## Your task:
Whenever a line of the entries below holds the string "SATA", copy that line and return it.

Page and application data records

##########

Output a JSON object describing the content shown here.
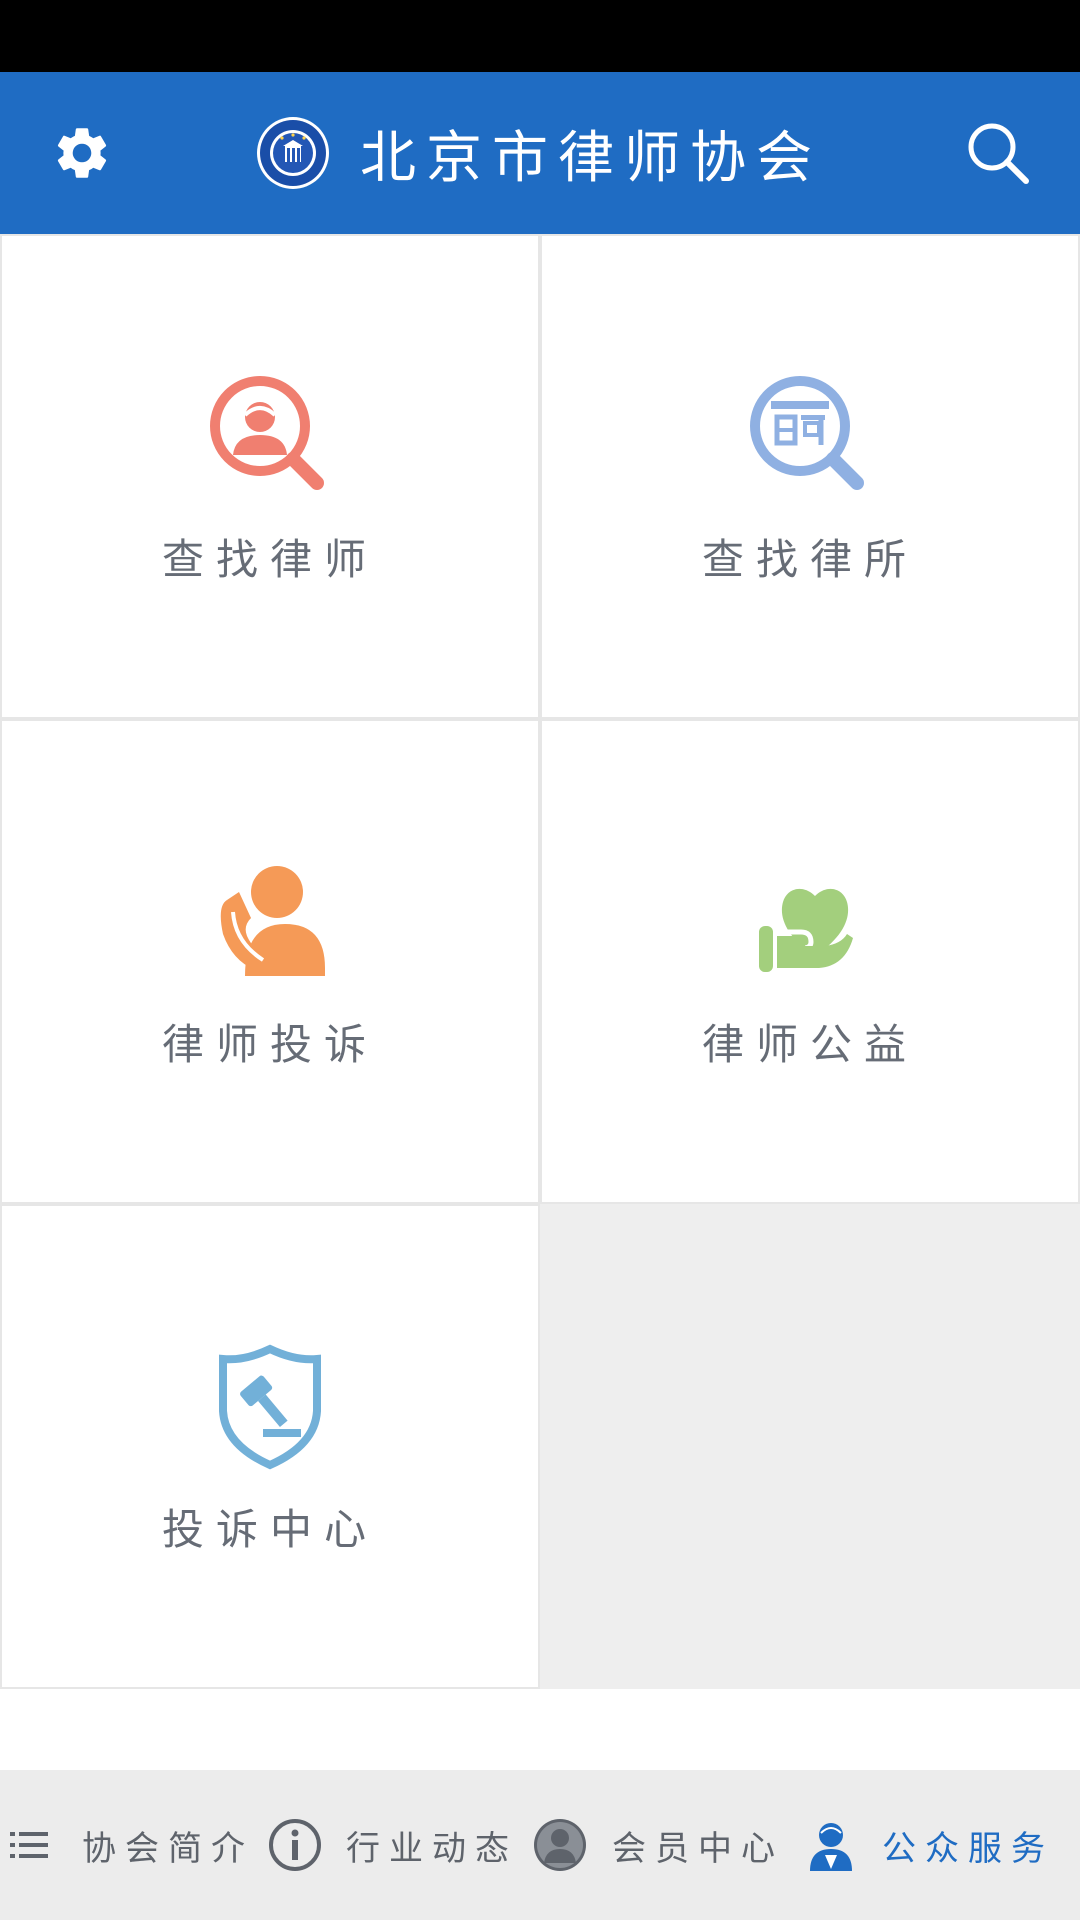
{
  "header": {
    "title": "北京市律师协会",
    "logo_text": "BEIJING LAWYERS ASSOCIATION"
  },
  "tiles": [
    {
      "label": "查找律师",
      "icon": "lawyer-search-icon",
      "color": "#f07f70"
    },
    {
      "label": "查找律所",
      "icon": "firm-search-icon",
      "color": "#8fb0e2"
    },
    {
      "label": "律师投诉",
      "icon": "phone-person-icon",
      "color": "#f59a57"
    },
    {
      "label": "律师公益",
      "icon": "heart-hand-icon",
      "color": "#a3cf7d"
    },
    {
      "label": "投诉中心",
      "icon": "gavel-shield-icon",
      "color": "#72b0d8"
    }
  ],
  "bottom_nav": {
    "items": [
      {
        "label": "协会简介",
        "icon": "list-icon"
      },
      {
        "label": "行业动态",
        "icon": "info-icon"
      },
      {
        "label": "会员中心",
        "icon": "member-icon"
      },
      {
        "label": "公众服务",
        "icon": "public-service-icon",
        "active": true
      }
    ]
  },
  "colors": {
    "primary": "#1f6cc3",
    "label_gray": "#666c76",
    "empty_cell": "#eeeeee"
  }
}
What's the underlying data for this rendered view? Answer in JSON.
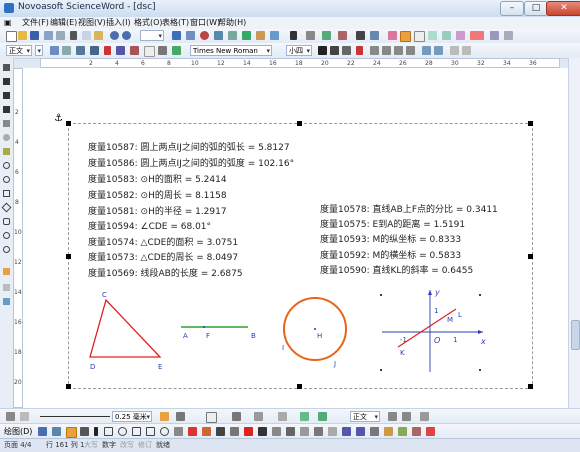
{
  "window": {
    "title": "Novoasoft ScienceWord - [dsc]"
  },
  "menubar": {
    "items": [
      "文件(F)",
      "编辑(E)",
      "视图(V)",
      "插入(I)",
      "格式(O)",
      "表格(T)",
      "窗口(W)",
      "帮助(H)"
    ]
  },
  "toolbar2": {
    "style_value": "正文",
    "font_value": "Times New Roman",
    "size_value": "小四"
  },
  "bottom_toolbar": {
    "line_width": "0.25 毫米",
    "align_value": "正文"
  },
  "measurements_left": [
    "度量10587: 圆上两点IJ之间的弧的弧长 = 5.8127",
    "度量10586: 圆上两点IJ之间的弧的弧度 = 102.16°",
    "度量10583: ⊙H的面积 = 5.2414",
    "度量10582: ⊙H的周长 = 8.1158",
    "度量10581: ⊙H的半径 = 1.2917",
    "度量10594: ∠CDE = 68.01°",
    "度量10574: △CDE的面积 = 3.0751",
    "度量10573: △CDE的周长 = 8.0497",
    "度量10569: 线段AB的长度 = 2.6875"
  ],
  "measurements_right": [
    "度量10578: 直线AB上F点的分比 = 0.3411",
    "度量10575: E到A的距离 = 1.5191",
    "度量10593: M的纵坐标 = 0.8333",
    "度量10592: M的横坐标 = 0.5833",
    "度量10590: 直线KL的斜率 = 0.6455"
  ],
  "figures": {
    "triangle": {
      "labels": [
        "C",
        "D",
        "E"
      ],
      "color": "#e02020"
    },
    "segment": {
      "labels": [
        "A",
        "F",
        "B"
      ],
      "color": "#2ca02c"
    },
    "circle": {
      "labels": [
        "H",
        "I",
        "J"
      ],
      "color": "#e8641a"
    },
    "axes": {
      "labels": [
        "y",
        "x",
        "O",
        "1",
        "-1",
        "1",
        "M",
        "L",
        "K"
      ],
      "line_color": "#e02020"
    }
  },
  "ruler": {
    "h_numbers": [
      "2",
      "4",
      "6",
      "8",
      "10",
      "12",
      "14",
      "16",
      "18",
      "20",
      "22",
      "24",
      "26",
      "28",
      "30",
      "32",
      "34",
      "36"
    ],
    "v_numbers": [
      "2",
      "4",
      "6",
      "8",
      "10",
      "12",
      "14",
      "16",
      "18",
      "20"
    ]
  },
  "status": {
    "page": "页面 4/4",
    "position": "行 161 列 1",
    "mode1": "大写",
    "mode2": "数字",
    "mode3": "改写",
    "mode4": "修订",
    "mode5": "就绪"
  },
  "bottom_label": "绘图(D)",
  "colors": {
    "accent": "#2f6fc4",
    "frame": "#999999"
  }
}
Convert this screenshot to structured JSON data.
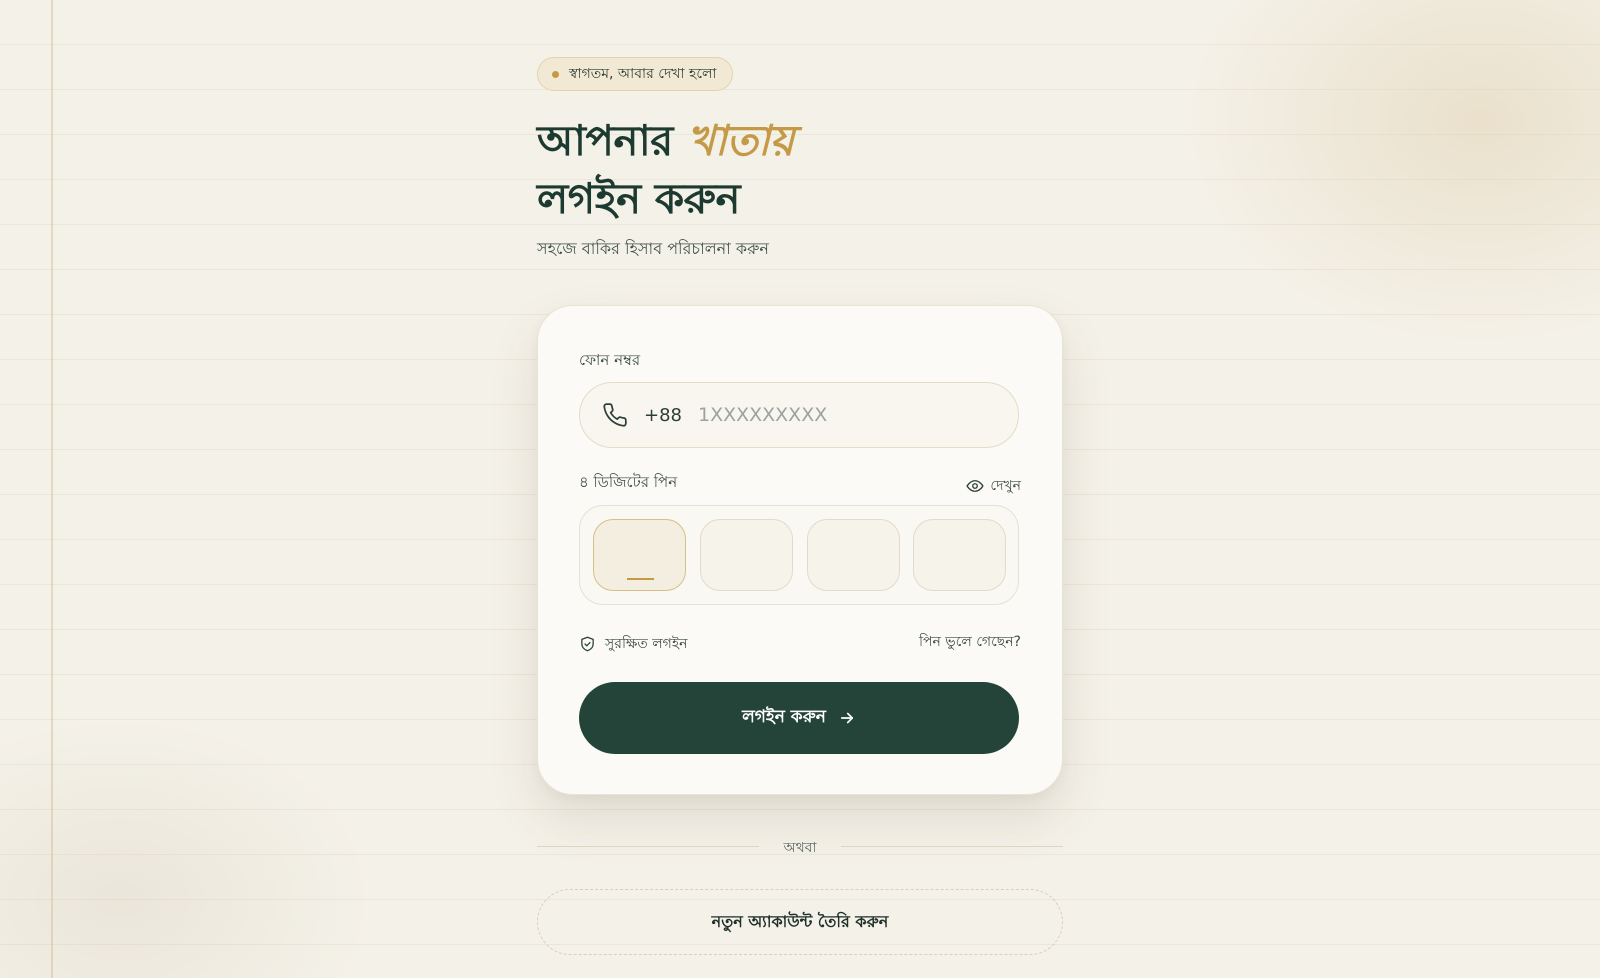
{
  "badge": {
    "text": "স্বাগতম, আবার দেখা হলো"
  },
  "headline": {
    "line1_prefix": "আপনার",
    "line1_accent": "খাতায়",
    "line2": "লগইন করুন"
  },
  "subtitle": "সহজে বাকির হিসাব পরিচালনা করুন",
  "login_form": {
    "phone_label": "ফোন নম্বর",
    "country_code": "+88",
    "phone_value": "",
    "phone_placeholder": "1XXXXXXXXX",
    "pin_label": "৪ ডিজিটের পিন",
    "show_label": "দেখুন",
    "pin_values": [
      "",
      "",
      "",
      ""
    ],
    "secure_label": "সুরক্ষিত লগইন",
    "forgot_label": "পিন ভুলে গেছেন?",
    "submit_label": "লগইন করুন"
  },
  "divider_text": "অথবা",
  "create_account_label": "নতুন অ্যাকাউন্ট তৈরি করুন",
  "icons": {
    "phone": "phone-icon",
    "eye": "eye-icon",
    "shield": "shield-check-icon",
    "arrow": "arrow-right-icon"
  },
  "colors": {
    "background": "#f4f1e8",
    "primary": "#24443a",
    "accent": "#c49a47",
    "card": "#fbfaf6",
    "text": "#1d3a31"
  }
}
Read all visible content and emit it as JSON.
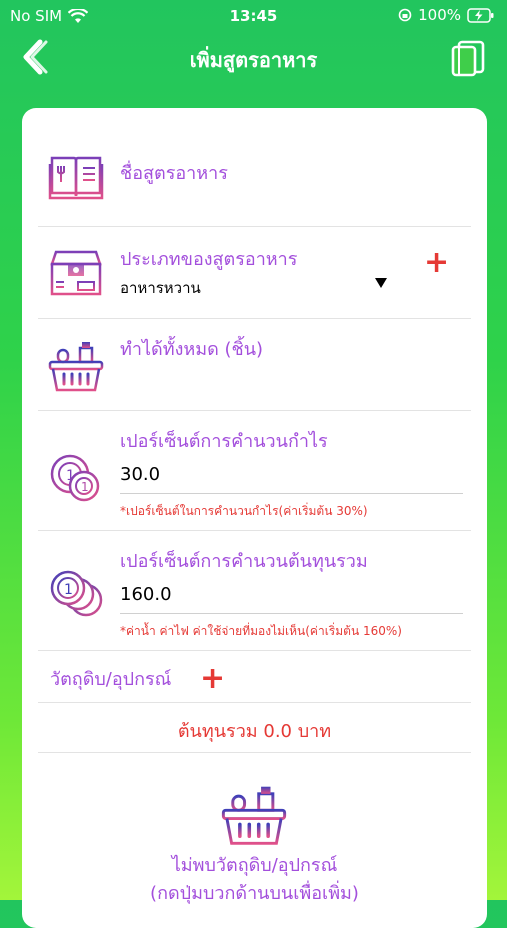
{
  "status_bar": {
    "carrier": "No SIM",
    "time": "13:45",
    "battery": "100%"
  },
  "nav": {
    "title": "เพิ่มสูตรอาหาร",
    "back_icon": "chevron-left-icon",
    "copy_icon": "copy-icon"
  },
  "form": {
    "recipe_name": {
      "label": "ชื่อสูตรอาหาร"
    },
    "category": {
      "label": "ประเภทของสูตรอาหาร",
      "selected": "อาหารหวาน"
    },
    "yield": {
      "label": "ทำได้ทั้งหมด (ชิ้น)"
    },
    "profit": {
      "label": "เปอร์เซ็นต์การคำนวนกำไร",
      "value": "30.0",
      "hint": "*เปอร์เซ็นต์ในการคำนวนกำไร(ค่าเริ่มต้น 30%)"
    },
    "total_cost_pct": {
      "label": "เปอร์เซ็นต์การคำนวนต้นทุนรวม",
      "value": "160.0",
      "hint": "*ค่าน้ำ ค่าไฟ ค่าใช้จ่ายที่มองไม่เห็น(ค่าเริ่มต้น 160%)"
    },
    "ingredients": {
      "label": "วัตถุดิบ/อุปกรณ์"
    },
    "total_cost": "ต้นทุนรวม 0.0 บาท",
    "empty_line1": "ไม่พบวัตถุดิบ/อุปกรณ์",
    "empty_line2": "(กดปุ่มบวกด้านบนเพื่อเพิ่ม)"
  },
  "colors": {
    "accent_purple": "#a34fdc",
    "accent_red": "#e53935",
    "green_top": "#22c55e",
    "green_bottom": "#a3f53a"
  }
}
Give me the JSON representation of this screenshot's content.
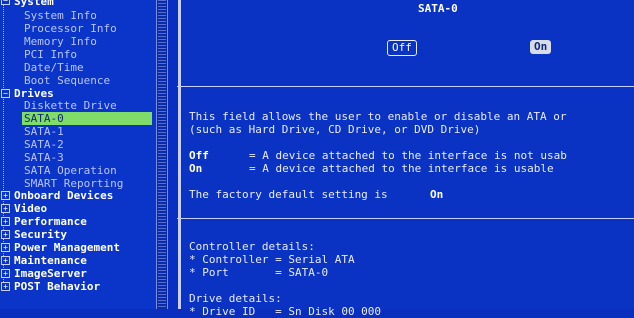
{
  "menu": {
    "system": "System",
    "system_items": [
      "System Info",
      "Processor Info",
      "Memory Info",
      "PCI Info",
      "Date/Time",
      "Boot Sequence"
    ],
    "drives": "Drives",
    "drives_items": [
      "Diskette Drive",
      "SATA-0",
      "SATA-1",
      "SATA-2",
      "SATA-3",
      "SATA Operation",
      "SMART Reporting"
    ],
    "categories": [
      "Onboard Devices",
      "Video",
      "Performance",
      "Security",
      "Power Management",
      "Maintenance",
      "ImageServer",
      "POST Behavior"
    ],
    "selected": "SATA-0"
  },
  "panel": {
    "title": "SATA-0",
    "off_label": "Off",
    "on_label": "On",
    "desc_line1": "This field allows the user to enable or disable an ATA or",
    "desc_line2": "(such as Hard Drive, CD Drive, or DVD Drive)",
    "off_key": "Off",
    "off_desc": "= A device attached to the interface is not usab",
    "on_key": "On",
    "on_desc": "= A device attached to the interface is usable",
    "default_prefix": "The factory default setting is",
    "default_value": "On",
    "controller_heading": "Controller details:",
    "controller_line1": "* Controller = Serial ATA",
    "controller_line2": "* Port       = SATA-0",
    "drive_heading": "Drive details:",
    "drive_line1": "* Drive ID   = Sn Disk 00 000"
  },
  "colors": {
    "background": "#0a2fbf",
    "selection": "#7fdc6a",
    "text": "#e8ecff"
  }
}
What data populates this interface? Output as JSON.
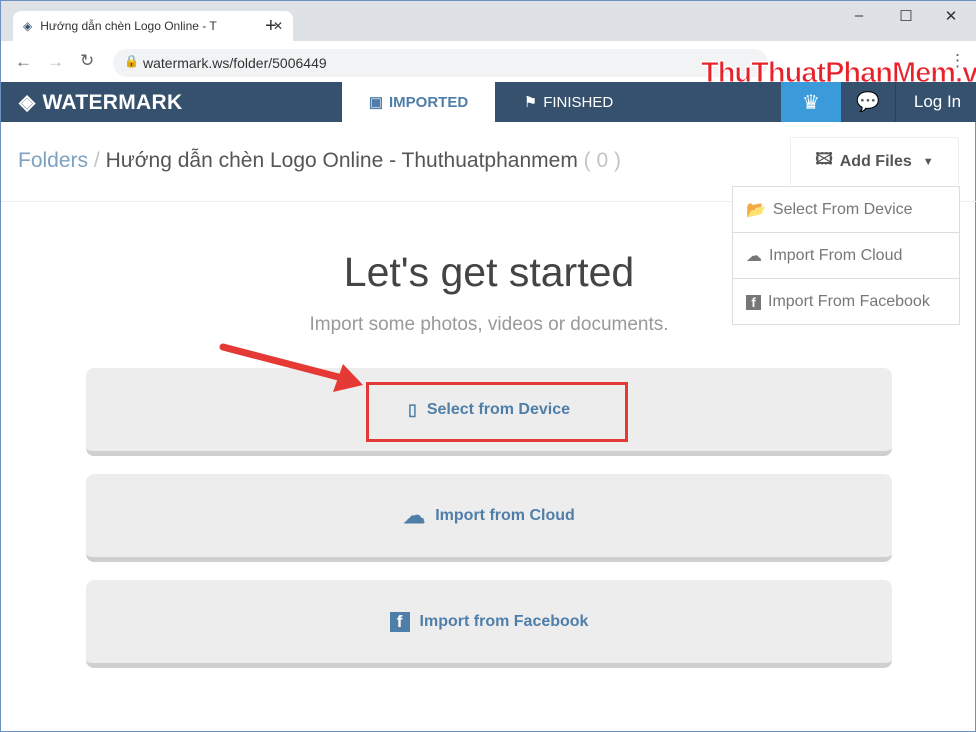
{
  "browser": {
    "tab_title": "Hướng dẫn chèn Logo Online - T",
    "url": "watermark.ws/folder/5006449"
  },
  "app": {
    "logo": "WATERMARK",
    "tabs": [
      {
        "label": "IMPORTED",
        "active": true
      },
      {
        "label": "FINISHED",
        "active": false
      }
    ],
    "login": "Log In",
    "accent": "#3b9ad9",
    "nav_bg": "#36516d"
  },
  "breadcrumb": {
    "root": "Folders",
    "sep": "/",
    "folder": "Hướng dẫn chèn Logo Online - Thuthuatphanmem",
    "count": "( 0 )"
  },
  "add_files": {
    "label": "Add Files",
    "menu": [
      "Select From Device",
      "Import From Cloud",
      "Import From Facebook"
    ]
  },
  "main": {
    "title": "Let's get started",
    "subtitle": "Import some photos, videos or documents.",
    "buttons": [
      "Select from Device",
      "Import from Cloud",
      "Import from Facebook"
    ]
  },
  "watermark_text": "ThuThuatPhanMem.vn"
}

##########

## Response below:
      "SATA-0",
      "SATA-1",
      "SATA-2",
      "SATA-3",
      "SATA Operation",
    "selected": "SATA-0"
    "title": "SATA-0",
    "controller_line2": "* Port       = SATA-0",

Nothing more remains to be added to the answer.